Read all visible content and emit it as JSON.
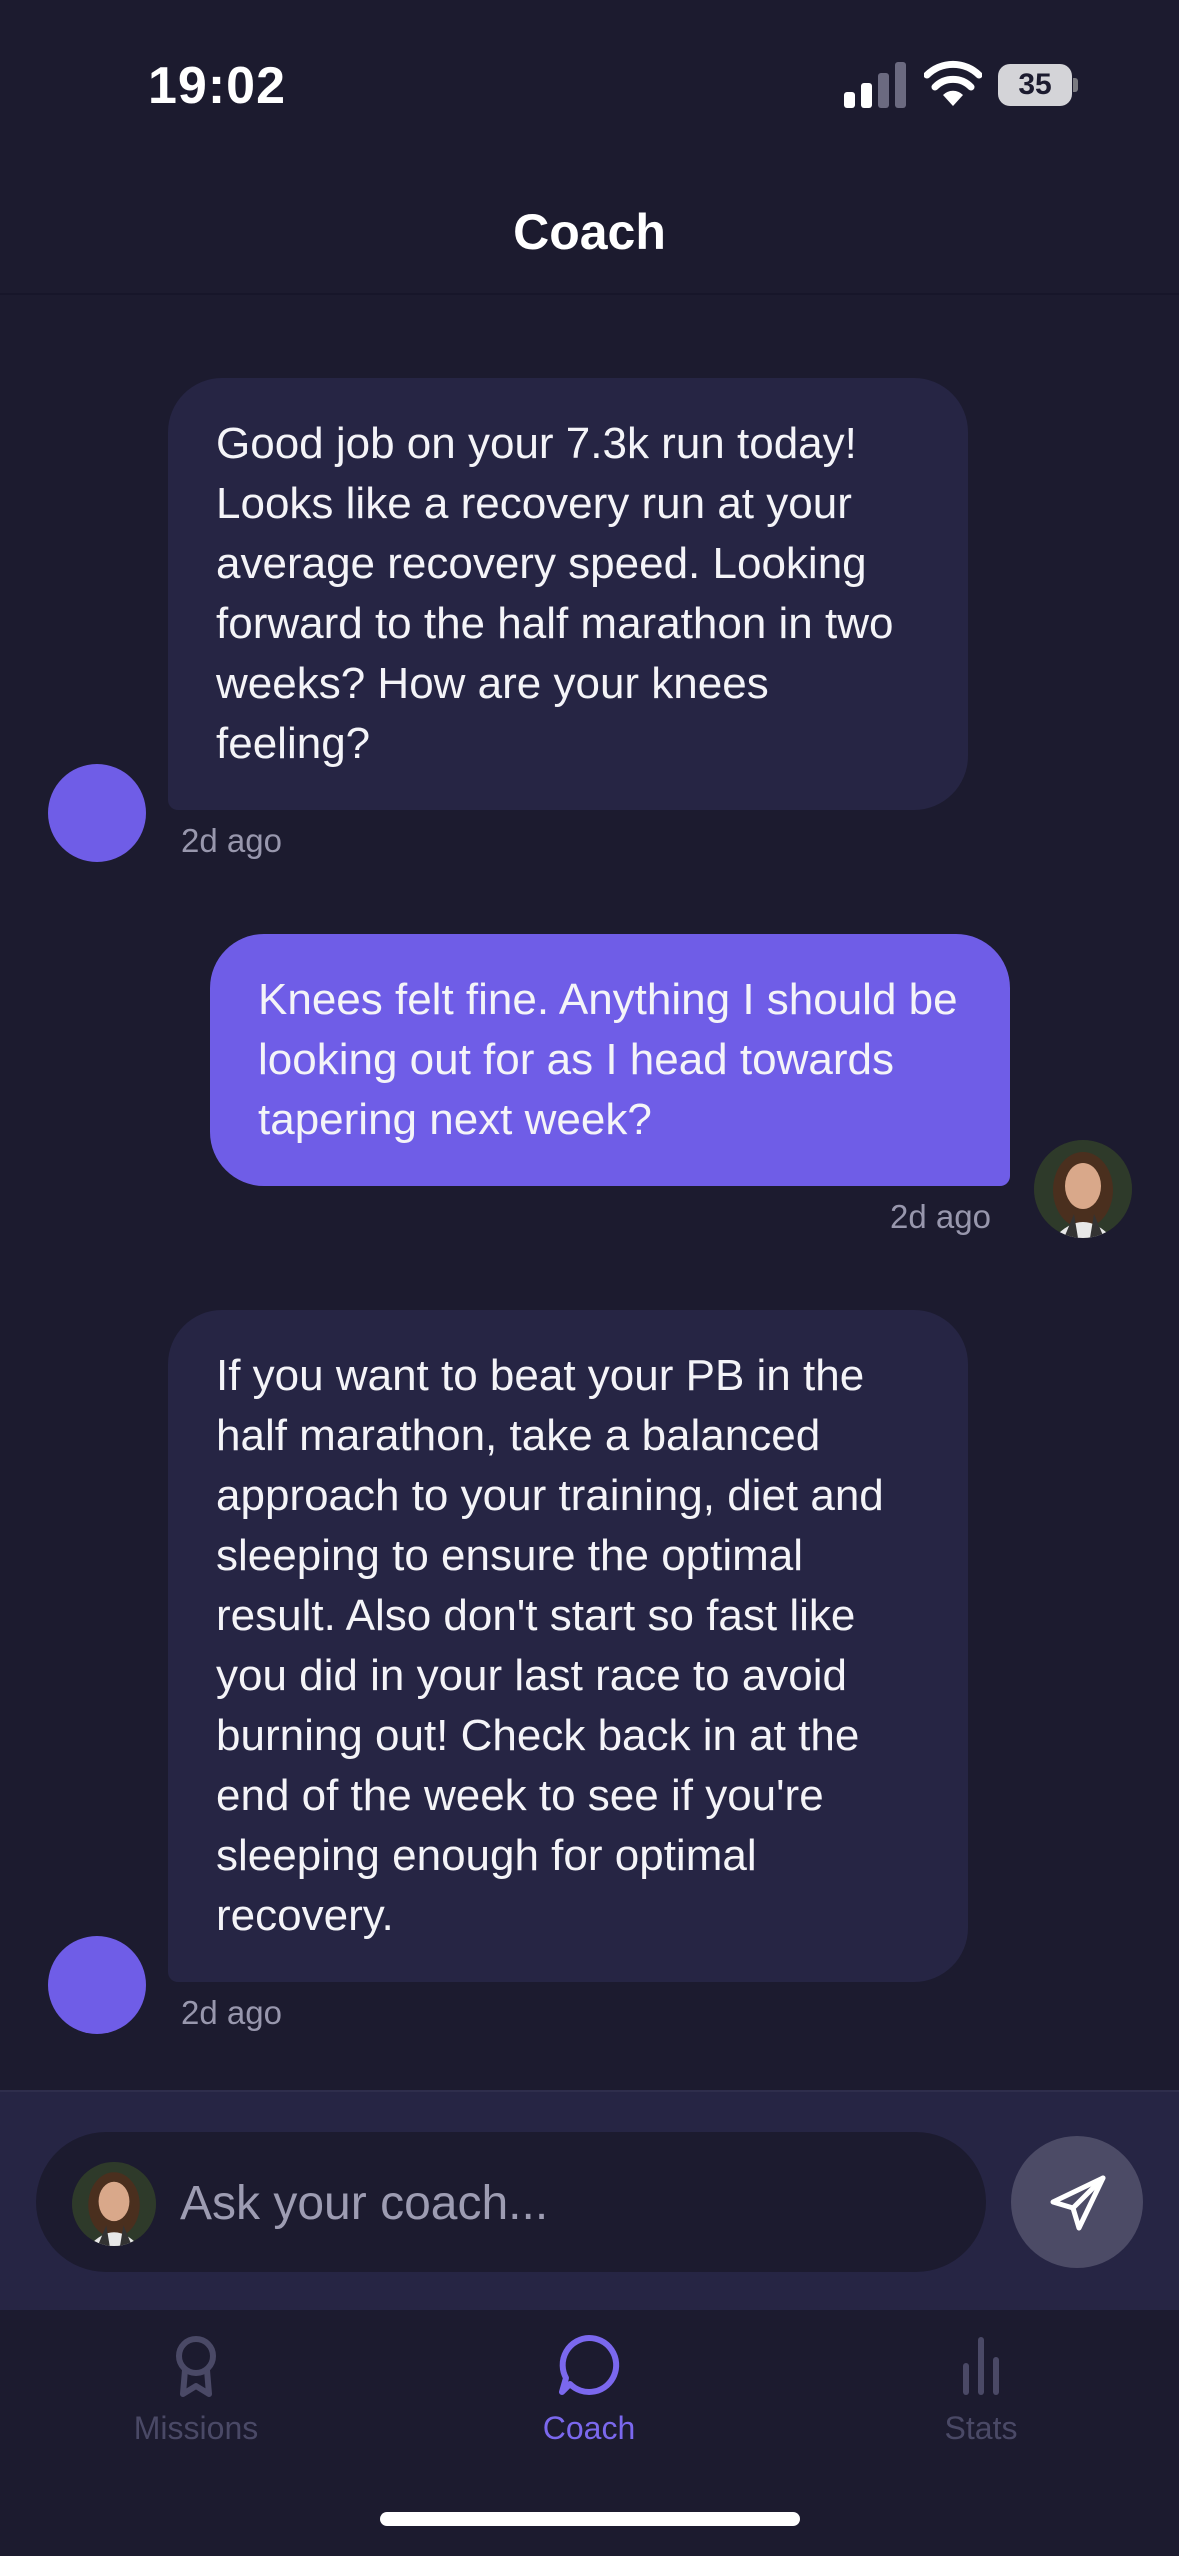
{
  "status_bar": {
    "time": "19:02",
    "battery": "35"
  },
  "header": {
    "title": "Coach"
  },
  "messages": [
    {
      "sender": "coach",
      "text": "Good job on your 7.3k run today! Looks like a recovery run at your average recovery speed. Looking forward to the half marathon in two weeks? How are your knees feeling?",
      "timestamp": "2d ago"
    },
    {
      "sender": "user",
      "text": "Knees felt fine. Anything I should be looking out for as I head towards tapering next week?",
      "timestamp": "2d ago"
    },
    {
      "sender": "coach",
      "text": "If you want to beat your PB in the half marathon, take a balanced approach to your training, diet and sleeping to ensure the optimal result. Also don't start so fast like you did in your last race to avoid burning out! Check back in at the end of the week to see if you're sleeping enough for optimal recovery.",
      "timestamp": "2d ago"
    }
  ],
  "input": {
    "placeholder": "Ask your coach...",
    "value": ""
  },
  "tabs": [
    {
      "label": "Missions",
      "icon": "award-ribbon-icon",
      "active": false
    },
    {
      "label": "Coach",
      "icon": "chat-bubble-icon",
      "active": true
    },
    {
      "label": "Stats",
      "icon": "bar-chart-icon",
      "active": false
    }
  ],
  "colors": {
    "background": "#1c1b2f",
    "coach_bubble": "#262544",
    "user_bubble": "#6f5de7",
    "accent": "#7b68ee",
    "muted_text": "#9897ad"
  }
}
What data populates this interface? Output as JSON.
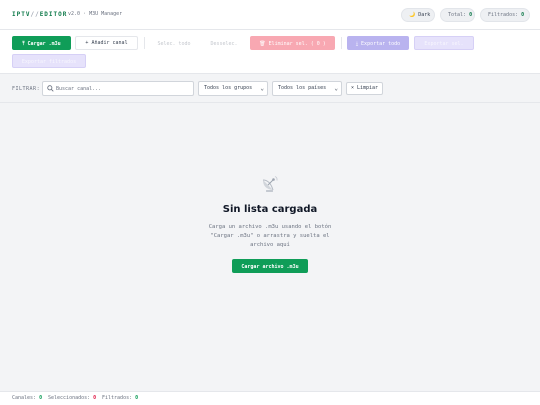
{
  "header": {
    "brand_left": "IPTV",
    "brand_sep": "//",
    "brand_right": "EDITOR",
    "version": "v2.0 · M3U Manager",
    "dark_label": "Dark",
    "total_label": "Total:",
    "total_value": "0",
    "filtered_label": "Filtrados:",
    "filtered_value": "0"
  },
  "toolbar": {
    "load_label": "Cargar .m3u",
    "add_label": "Añadir canal",
    "select_all_label": "Selec. todo",
    "deselect_label": "Desselec.",
    "delete_label": "Eliminar sel. ( 0 )",
    "export_all_label": "Exportar todo",
    "export_sel_label": "Exportar sel.",
    "export_filtered_label": "Exportar filtrados"
  },
  "filter": {
    "label": "FILTRAR:",
    "search_placeholder": "Buscar canal...",
    "groups_selected": "Todos los grupos",
    "countries_selected": "Todos los países",
    "clear_label": "Limpiar"
  },
  "empty": {
    "title": "Sin lista cargada",
    "desc_line1": "Carga un archivo .m3u usando el botón",
    "desc_line2": "\"Cargar .m3u\" o arrastra y suelta el",
    "desc_line3": "archivo aquí",
    "button_label": "Cargar archivo .m3u"
  },
  "status": {
    "channels_label": "Canales:",
    "channels_value": "0",
    "selected_label": "Seleccionados:",
    "selected_value": "0",
    "filtered_label": "Filtrados:",
    "filtered_value": "0"
  },
  "colors": {
    "accent": "#0f9d58",
    "danger": "#f8a8b2",
    "export": "#b9b3ef"
  }
}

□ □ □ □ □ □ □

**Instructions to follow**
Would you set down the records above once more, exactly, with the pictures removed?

**Response for this exercise**
Read all visible content and emit it as JSON.
{
  "status_bar": {
    "time": "19:02",
    "battery": "35"
  },
  "header": {
    "title": "Coach"
  },
  "messages": [
    {
      "sender": "coach",
      "text": "Good job on your 7.3k run today! Looks like a recovery run at your average recovery speed. Looking forward to the half marathon in two weeks? How are your knees feeling?",
      "timestamp": "2d ago"
    },
    {
      "sender": "user",
      "text": "Knees felt fine. Anything I should be looking out for as I head towards tapering next week?",
      "timestamp": "2d ago"
    },
    {
      "sender": "coach",
      "text": "If you want to beat your PB in the half marathon, take a balanced approach to your training, diet and sleeping to ensure the optimal result. Also don't start so fast like you did in your last race to avoid burning out! Check back in at the end of the week to see if you're sleeping enough for optimal recovery.",
      "timestamp": "2d ago"
    }
  ],
  "input": {
    "placeholder": "Ask your coach...",
    "value": ""
  },
  "tabs": [
    {
      "label": "Missions",
      "icon": "award-ribbon-icon",
      "active": false
    },
    {
      "label": "Coach",
      "icon": "chat-bubble-icon",
      "active": true
    },
    {
      "label": "Stats",
      "icon": "bar-chart-icon",
      "active": false
    }
  ],
  "colors": {
    "background": "#1c1b2f",
    "coach_bubble": "#262544",
    "user_bubble": "#6f5de7",
    "accent": "#7b68ee",
    "muted_text": "#9897ad"
  }
}
What data populates this interface? Output as JSON.
{
  "header": {
    "brand_left": "IPTV",
    "brand_sep": "//",
    "brand_right": "EDITOR",
    "version": "v2.0 · M3U Manager",
    "dark_label": "Dark",
    "total_label": "Total:",
    "total_value": "0",
    "filtered_label": "Filtrados:",
    "filtered_value": "0"
  },
  "toolbar": {
    "load_label": "Cargar .m3u",
    "add_label": "Añadir canal",
    "select_all_label": "Selec. todo",
    "deselect_label": "Desselec.",
    "delete_label": "Eliminar sel. ( 0 )",
    "export_all_label": "Exportar todo",
    "export_sel_label": "Exportar sel.",
    "export_filtered_label": "Exportar filtrados"
  },
  "filter": {
    "label": "FILTRAR:",
    "search_placeholder": "Buscar canal...",
    "groups_selected": "Todos los grupos",
    "countries_selected": "Todos los países",
    "clear_label": "Limpiar"
  },
  "empty": {
    "title": "Sin lista cargada",
    "desc_line1": "Carga un archivo .m3u usando el botón",
    "desc_line2": "\"Cargar .m3u\" o arrastra y suelta el",
    "desc_line3": "archivo aquí",
    "button_label": "Cargar archivo .m3u"
  },
  "status": {
    "channels_label": "Canales:",
    "channels_value": "0",
    "selected_label": "Seleccionados:",
    "selected_value": "0",
    "filtered_label": "Filtrados:",
    "filtered_value": "0"
  },
  "colors": {
    "accent": "#0f9d58",
    "danger": "#f8a8b2",
    "export": "#b9b3ef"
  }
}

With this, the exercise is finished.